At the Trade Forum, panelists and delegates discussing “The Future for Independent Films” bemoaned Canadian producers who seem more interested in tax shelters than cinema. “There’s no real need to recover the money,” noted Quebec actress-turnedfilm-maker Micheline Lanctôt, whose film The Handyman received a standing ovation. Panelists displayed open admiration of the Australian film industry, which has produced such “quality” films as My Brilliant Career and The Chant of Jimmie Blacksmith. The illusion of idyllic life Down Under was quickly dispelled by Aussie film-maker Albie Thoms, who pointed out that only 10 per cent of the country’s films see

international distribution and the government is “ready to compromise.” It’s so bad, said Thoms, “some producers are going to New Zealand to get away.”

According to the Ontario government, $90 million worth of TV movies and programs were filmed in the province last year. “That represented $500 million in economic benefits,” said Duncan Allan, assistant deputy minister of the province’s department of industry and tourism. Allan raised nationalist eyebrows at the Trade Forum by insisting that ‘/jobs at any cost are all the province is interested in, not in helping Canadians get a major share of ' fior d nr eût Cmt¿

the movies made with Canadian money.”' Allan also indicated that he believes audiences don’t give a hoot about where the movies they watch are made because “people go to the movies to be entertained and do a little necking.”

The hottest film of the festival may not have been film but videotape. During a taped Trade Forum panel discussion, producer Bill Marshall and writer Mordecai Richler engaged in a debate that Marshall characterized as a “vindictive personal vendetta.” Richler started the verbal slugfest by charging that Canada’s movie industry is filled with “unbelievably bad taste and larded with greed.” Marshall then charged Richler with living off the film rights of his books, even though films aren’t necessarily made. Richler countered with a comment about Marshall’s production of “home movies that won’t get distributed.” Marshall, who has produced Mr. Patman and Circle of Two in the past year, took low aim and said: “Mordecai Richler. I buy his book every time he writes it.” Richler, however, maintained total control and got off this biting comment on the state of the art: “If Meatballs made money last year, so did Hamburger Helper and Kleenex.” The audience booed, catcalled and cheered throughout. “He was hysterical and savage,” whined Marshall in retreat at the hospitality suite.

fflAf e lived together for years, but we VW decided to get married anyway,” laughed a recently wed Sally Kellerman, who dropped into Toronto for a few hours to see Head On. Though she claims that her “partnership” with Jonathan Krane is “one of complete independence,” Krane begs to differ. “Sally, you are the most dependent female I know,” he says. “Okay, okay,” demurred Kellerman, “but I still say I’m as single as I was before—except for the sex.”

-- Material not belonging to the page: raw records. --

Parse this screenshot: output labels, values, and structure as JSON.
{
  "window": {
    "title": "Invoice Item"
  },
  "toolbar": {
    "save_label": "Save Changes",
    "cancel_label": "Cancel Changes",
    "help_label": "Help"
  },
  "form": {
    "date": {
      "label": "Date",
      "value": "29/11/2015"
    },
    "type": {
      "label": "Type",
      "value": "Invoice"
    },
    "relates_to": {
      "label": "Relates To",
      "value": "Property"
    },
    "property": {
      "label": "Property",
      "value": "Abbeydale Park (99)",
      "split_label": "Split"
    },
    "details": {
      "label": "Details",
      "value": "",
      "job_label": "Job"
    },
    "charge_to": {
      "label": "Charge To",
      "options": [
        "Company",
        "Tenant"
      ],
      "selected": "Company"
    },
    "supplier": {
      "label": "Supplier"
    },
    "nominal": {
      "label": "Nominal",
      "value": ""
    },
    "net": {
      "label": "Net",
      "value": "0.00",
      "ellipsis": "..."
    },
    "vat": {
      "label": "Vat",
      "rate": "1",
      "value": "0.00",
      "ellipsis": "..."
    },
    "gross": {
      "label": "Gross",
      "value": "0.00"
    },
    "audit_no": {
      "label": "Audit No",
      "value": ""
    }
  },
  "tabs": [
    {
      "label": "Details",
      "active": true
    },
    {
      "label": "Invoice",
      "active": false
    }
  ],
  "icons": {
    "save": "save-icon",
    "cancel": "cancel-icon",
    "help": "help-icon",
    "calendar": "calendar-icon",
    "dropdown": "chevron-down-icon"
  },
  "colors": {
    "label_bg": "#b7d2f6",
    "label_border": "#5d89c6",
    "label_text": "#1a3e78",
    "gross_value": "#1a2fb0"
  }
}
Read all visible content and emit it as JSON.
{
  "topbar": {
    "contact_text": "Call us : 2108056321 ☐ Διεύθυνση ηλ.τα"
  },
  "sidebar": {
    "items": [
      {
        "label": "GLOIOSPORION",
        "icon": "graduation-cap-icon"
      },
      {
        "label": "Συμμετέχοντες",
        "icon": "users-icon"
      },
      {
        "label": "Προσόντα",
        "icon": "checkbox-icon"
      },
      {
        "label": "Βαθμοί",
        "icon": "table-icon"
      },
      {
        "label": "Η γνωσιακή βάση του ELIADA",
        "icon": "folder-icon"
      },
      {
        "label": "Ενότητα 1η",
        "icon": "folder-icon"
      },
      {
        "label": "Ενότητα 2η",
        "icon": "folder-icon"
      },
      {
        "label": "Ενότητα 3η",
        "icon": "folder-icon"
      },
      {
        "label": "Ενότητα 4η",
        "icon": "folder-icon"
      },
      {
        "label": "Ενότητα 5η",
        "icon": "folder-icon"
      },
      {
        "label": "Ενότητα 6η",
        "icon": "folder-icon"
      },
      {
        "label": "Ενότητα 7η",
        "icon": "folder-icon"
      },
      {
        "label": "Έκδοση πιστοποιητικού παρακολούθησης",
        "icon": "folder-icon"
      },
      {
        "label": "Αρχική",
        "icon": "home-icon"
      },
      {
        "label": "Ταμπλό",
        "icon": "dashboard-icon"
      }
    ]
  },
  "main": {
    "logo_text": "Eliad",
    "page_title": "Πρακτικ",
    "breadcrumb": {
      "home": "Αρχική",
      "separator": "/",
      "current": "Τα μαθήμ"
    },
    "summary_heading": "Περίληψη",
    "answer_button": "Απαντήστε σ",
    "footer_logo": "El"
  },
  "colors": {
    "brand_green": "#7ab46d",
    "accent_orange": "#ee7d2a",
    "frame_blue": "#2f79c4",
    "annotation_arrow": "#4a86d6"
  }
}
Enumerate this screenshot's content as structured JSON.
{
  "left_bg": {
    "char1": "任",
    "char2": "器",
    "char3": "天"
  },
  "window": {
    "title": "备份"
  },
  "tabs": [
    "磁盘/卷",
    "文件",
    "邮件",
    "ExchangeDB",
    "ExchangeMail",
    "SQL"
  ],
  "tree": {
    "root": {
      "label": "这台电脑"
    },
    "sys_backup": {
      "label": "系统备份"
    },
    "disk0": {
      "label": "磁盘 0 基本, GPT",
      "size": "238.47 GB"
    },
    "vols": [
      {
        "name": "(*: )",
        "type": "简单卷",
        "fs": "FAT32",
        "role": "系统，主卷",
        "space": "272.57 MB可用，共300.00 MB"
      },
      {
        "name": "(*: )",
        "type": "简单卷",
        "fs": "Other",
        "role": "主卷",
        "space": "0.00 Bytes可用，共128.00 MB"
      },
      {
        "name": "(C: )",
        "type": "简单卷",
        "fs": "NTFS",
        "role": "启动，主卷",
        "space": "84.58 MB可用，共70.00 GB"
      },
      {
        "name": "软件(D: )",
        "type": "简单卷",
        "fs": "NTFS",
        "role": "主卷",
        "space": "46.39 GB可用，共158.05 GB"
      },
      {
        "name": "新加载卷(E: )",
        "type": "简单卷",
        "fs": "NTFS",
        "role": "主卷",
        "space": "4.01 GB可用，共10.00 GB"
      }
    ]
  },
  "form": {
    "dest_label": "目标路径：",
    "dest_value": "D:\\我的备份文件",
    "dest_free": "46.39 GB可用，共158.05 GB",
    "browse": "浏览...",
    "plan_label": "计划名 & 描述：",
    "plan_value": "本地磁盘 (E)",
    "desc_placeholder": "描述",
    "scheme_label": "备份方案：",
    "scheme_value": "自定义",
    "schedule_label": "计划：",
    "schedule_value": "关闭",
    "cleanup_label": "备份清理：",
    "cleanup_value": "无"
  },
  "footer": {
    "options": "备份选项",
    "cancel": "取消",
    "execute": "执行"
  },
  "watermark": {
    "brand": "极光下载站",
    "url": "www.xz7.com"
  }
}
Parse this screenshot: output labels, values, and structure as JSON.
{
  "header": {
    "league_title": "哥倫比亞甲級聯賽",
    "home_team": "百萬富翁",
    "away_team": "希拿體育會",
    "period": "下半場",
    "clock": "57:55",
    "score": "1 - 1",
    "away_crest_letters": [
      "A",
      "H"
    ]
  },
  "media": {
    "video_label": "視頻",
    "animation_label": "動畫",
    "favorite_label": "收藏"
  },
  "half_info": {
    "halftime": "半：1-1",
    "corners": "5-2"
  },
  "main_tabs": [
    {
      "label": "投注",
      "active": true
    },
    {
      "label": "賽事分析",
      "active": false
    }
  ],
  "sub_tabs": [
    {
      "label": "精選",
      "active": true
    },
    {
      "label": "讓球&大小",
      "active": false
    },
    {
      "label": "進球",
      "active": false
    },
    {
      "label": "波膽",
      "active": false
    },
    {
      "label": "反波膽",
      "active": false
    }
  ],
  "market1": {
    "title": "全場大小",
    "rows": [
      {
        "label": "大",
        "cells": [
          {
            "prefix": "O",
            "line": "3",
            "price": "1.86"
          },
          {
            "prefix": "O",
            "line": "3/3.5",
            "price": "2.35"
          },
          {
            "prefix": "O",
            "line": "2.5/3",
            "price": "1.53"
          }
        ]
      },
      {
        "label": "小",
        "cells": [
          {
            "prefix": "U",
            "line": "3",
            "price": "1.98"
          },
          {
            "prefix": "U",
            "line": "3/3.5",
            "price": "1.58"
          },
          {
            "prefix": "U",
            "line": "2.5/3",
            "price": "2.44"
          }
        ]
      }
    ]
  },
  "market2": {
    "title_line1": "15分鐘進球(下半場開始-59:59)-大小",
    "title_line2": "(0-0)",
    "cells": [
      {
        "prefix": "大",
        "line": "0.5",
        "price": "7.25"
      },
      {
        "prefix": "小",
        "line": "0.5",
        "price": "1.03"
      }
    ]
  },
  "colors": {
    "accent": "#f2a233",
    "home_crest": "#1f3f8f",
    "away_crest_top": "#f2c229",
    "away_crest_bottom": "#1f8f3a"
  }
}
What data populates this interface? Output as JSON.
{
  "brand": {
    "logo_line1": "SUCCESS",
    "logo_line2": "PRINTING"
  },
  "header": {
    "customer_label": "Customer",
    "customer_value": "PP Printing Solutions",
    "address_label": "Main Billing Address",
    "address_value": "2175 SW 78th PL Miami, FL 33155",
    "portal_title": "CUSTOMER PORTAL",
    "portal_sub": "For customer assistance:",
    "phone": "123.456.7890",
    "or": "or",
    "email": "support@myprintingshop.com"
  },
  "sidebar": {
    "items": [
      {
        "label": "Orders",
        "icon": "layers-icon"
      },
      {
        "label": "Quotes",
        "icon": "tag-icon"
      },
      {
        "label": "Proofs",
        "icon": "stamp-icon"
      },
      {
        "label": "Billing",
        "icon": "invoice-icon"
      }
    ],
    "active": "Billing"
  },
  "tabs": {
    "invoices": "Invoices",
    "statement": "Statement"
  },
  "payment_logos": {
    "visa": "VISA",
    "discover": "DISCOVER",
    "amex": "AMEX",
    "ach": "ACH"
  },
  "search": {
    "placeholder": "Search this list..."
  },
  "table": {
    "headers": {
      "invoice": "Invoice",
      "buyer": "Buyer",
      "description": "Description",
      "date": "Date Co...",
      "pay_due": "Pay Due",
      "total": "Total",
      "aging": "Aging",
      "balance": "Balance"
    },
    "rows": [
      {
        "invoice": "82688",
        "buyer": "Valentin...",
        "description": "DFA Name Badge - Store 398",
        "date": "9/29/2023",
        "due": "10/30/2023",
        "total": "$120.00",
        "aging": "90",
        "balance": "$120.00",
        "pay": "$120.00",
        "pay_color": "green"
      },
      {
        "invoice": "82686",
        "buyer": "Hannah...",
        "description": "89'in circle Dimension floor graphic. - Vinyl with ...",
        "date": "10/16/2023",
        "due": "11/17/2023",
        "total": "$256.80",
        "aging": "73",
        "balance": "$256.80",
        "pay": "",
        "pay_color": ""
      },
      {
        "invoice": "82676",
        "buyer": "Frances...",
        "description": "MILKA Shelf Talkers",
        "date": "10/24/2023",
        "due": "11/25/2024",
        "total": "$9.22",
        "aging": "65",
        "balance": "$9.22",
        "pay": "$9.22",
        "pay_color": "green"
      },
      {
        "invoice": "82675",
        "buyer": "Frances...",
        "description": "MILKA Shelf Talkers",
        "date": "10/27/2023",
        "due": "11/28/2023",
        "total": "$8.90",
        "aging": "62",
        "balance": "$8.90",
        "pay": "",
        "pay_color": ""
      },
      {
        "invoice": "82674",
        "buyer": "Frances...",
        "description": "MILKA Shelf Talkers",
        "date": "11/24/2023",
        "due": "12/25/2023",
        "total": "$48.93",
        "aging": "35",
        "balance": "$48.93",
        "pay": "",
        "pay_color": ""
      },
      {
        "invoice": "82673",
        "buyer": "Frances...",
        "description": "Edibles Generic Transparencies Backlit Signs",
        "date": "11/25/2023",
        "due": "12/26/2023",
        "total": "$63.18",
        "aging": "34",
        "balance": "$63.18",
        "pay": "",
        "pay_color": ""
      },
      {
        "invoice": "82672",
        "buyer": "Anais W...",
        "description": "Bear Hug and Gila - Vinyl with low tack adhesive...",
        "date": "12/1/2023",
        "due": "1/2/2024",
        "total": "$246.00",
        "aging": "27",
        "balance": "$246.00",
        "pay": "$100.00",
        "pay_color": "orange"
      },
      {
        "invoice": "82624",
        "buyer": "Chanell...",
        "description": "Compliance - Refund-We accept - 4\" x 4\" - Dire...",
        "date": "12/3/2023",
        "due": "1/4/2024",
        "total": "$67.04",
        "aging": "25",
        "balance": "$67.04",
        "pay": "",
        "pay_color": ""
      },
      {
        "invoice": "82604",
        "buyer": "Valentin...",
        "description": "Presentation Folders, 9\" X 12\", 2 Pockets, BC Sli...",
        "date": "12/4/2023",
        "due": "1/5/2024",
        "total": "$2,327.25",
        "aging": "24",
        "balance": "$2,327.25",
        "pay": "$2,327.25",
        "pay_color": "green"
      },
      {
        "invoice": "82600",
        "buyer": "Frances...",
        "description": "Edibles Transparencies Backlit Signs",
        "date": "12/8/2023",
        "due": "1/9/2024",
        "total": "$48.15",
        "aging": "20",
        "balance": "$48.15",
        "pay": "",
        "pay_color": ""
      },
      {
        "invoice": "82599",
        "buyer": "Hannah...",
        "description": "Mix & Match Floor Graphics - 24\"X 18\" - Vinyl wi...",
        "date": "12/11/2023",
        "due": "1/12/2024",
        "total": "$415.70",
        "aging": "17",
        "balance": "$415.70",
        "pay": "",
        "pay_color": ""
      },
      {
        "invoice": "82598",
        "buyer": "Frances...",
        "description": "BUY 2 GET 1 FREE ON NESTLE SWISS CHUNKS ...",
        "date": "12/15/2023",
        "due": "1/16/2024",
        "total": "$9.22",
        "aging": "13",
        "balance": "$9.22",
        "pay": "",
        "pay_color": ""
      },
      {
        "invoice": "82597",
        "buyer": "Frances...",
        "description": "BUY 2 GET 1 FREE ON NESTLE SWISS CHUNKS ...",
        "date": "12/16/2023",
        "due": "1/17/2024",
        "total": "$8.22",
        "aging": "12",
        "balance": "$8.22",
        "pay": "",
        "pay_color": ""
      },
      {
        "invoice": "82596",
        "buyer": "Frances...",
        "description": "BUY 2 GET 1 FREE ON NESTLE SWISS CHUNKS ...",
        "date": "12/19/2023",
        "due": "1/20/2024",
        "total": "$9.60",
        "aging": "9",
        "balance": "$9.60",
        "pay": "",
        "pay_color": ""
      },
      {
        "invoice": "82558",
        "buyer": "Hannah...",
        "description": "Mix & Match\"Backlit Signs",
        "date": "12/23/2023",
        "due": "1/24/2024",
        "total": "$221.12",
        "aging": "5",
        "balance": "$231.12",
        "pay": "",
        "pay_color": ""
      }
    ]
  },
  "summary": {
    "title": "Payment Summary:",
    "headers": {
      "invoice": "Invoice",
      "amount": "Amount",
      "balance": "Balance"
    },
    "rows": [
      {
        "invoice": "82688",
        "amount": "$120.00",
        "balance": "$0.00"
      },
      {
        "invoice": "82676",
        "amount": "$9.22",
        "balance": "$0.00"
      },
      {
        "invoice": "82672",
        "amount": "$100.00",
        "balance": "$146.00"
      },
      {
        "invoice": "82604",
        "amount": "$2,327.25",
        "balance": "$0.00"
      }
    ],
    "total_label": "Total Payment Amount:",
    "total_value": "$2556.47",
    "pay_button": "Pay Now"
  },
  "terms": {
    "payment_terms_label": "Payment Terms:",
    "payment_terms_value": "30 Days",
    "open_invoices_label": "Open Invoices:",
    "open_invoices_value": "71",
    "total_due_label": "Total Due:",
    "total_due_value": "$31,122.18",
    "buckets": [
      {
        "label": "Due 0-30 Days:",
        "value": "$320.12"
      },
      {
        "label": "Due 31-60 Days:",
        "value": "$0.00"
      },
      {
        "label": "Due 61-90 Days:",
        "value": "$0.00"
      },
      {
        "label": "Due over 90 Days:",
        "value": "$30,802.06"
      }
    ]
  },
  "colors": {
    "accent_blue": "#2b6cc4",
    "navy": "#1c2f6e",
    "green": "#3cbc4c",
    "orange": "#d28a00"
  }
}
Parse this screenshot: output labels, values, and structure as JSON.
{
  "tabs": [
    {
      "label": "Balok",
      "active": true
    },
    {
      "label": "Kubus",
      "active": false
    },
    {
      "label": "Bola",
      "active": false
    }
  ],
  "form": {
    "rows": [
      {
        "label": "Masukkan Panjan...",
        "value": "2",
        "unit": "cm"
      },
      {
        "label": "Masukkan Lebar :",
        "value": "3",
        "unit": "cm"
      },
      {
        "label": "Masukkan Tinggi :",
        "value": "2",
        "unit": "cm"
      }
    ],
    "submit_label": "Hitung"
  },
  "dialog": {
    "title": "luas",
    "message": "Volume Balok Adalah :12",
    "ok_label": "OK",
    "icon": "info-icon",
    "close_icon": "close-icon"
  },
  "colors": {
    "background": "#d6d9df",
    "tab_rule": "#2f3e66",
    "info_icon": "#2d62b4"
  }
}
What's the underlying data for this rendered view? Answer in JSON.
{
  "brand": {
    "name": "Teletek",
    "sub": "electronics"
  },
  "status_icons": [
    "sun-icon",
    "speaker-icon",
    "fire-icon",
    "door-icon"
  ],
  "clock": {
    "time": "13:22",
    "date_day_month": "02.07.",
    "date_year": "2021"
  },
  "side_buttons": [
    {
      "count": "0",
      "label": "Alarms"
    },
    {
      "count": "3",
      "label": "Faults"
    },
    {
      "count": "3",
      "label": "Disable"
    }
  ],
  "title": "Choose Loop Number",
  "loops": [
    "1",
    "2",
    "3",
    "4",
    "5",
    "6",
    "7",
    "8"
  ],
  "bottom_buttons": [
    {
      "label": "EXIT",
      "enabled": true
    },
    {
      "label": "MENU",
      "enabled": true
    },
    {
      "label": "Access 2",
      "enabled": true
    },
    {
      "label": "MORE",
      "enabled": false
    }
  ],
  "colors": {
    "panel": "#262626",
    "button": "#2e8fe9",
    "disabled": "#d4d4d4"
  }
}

ff ÊL 11 of us who are alive are positive #%proof of this good aspect of the war,” explained Belgian-born filmmaker Myriam Abramowicz, whose 85minute documentary film As If It Were Yesterday deals with the contribution the Belgian people made by hiding 4,000 Jewish children from the Germans. Working with Parisian artist Esther Hoffenberg, Abramowicz tracked down hundreds of survivors over a three-year period, and everywhere they show their film they are greeted by people who are intimately touched by the effort. Still, Yesterday failed to draw headlines or even mention at the festival. “It’s not an easy subject,” acknowledged a disappointed Abramowicz, “but it hurts to see what gets applause and what gets millions of dollars at this kind of gathering.” Edited by Marsha Boulton